## YOUR INSTRUCTIONS
Using the string "name" as the key, pull each matching line out of the records below.

## Entries from a dataset of interfaces
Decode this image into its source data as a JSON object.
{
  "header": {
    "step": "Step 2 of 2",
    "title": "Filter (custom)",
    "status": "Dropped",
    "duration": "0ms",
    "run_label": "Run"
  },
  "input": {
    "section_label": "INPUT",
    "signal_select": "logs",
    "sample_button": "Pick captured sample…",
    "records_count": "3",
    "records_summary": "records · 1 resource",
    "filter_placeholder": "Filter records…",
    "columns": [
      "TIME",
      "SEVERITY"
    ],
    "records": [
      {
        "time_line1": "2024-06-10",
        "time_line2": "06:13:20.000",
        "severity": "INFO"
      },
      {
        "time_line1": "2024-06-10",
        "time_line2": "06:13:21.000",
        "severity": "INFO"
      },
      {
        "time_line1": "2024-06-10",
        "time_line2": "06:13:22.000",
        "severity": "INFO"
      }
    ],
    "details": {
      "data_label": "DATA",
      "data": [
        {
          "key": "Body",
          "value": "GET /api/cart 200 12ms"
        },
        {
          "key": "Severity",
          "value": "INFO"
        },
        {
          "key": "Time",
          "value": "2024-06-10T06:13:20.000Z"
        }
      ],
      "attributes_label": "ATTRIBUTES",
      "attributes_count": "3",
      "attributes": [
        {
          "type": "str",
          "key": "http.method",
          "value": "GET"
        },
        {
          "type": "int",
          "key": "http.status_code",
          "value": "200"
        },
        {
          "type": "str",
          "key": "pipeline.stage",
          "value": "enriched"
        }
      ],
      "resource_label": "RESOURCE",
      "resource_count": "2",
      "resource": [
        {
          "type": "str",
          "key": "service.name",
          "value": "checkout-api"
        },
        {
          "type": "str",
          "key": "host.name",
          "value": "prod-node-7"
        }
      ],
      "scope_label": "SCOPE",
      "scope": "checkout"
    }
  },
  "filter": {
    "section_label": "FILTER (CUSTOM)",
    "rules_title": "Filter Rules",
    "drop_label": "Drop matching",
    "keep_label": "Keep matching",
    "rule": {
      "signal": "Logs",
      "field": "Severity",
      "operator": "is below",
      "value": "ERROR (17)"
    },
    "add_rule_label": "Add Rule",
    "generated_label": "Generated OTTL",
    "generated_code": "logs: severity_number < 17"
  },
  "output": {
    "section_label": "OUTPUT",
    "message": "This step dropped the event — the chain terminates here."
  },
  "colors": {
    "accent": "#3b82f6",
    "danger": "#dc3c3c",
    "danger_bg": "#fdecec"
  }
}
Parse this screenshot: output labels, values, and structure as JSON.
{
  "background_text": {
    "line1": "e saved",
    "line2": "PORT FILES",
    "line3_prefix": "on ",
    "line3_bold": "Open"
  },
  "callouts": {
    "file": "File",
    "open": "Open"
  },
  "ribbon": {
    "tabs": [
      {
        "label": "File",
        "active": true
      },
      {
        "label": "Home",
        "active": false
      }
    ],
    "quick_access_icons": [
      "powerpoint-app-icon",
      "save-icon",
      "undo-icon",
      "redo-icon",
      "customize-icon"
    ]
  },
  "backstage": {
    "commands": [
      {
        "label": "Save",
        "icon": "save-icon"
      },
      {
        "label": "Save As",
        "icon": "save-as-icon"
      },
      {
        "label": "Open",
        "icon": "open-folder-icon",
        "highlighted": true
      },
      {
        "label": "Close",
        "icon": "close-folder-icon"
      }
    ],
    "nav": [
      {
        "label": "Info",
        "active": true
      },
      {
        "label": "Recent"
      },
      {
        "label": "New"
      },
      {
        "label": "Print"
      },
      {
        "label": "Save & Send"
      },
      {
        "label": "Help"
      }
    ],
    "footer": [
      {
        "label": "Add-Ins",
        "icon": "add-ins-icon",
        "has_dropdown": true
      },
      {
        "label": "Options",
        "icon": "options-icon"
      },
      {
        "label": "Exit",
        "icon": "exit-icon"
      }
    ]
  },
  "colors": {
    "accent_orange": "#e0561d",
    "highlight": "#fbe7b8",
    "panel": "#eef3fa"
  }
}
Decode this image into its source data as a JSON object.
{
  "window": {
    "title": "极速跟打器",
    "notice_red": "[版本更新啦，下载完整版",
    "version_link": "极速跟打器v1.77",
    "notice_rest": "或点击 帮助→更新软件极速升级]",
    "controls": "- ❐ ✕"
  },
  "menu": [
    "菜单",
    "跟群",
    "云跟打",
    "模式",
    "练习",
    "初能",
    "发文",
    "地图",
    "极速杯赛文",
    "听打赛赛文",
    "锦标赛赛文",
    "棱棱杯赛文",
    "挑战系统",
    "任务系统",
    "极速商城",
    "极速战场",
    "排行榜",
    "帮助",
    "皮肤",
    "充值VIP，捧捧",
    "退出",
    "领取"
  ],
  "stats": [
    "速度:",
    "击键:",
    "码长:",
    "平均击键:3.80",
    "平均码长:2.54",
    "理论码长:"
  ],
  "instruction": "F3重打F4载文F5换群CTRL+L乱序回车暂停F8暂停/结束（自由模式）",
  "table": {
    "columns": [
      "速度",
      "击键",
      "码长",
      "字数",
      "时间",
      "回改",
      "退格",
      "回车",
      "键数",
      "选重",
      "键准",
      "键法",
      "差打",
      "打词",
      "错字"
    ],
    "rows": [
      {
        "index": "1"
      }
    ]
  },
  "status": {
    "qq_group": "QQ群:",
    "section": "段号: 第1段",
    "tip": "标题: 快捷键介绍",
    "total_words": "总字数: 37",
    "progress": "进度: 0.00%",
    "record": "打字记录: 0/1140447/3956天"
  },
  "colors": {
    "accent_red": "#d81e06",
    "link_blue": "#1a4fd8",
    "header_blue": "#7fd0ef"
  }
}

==

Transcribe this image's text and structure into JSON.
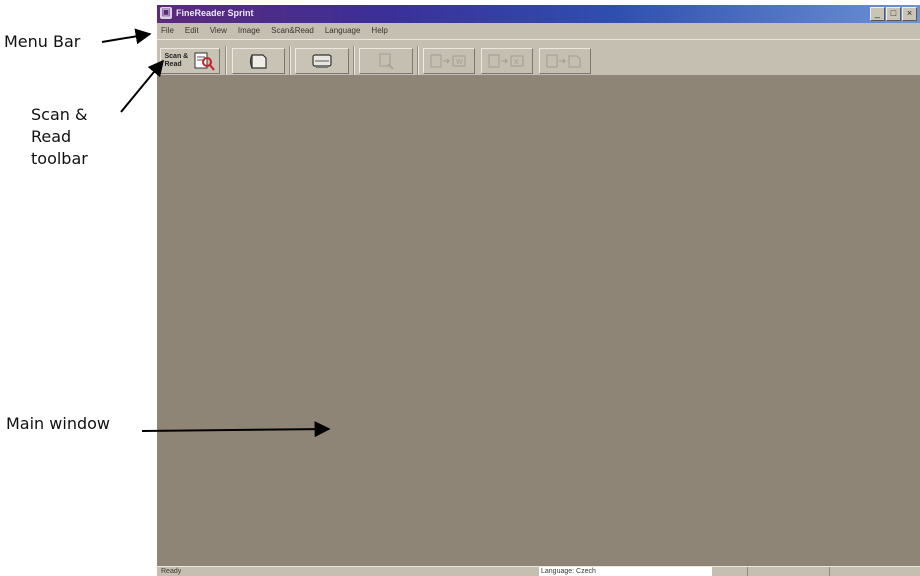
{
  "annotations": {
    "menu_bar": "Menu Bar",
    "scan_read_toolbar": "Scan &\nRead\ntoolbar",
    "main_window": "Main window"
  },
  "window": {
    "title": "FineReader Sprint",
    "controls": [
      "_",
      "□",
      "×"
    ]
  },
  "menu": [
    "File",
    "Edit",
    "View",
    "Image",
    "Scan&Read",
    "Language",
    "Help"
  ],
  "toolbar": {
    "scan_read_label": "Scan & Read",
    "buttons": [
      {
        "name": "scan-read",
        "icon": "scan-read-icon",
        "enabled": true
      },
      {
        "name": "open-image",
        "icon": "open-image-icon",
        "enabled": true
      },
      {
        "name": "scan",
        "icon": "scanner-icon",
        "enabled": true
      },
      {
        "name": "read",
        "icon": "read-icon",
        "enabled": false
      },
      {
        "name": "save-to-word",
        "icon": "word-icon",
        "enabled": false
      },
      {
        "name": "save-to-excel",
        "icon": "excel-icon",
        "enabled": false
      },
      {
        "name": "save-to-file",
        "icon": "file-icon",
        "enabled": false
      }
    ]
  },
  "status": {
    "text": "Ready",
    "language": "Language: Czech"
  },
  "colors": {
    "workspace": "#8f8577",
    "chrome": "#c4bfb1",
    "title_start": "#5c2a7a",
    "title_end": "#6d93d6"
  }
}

## ANSWER TO THE EXERCISE
          "key": "service.name",
          "key": "host.name",
        "name": "scan-read",
        "name": "open-image",
        "name": "scan",
        "name": "read",
        "name": "save-to-word",
        "name": "save-to-excel",
        "name": "save-to-file",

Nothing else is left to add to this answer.